--- RECORDS FOR THE TASK ---

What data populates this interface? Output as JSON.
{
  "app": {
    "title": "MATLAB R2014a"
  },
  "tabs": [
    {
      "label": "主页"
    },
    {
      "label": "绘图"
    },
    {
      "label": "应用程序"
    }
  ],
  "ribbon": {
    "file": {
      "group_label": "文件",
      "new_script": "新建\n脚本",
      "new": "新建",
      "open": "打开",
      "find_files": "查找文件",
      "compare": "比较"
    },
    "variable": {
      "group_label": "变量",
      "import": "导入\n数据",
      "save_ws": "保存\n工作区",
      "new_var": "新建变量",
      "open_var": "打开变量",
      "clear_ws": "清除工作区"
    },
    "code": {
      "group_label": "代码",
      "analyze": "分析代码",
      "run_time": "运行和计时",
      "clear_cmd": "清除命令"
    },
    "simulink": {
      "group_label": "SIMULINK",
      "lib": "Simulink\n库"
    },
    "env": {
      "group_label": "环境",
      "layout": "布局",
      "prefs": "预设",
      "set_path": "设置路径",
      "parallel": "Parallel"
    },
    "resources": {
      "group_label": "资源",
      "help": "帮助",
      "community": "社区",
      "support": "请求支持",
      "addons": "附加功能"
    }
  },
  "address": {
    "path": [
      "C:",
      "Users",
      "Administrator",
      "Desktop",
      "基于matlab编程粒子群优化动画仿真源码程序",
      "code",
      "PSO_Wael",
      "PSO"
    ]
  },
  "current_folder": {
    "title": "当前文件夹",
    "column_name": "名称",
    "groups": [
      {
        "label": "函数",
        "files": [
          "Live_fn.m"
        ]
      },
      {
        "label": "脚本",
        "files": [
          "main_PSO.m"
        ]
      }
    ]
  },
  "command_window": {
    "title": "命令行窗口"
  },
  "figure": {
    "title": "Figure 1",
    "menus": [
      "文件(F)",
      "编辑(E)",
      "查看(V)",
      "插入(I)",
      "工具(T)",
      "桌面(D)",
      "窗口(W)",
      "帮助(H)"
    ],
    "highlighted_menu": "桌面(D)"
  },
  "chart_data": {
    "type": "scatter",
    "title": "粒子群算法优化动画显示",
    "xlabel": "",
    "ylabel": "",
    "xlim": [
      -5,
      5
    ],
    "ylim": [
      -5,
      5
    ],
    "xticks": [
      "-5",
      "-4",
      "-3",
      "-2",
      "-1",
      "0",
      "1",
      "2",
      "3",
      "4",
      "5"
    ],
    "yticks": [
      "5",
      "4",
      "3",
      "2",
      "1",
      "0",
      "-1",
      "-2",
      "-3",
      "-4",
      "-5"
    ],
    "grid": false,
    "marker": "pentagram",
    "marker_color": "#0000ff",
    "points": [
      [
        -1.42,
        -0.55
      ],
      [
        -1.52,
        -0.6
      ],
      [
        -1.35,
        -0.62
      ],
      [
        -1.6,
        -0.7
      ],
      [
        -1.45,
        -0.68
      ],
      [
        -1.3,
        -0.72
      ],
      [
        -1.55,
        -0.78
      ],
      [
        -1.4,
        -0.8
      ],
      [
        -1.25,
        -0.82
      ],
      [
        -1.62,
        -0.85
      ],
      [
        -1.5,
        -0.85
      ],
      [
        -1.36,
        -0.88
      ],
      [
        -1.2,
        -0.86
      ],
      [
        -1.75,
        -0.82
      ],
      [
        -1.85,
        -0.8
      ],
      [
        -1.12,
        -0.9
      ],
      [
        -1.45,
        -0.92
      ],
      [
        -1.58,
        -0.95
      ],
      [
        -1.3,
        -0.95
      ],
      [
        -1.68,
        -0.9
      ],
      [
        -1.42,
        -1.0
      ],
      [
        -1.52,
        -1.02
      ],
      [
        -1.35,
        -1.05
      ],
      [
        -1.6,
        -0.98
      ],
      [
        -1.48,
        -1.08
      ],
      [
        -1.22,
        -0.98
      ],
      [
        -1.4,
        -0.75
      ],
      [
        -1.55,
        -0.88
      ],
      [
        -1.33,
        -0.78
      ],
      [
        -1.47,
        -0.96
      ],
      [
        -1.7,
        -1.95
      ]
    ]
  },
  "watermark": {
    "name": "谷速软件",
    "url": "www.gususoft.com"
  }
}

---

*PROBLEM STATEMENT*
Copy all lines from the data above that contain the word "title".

*EXPECTED ANSWER*
    "title": "MATLAB R2014a"
    "title": "当前文件夹",
    "title": "命令行窗口"
    "title": "Figure 1",
    "title": "粒子群算法优化动画显示",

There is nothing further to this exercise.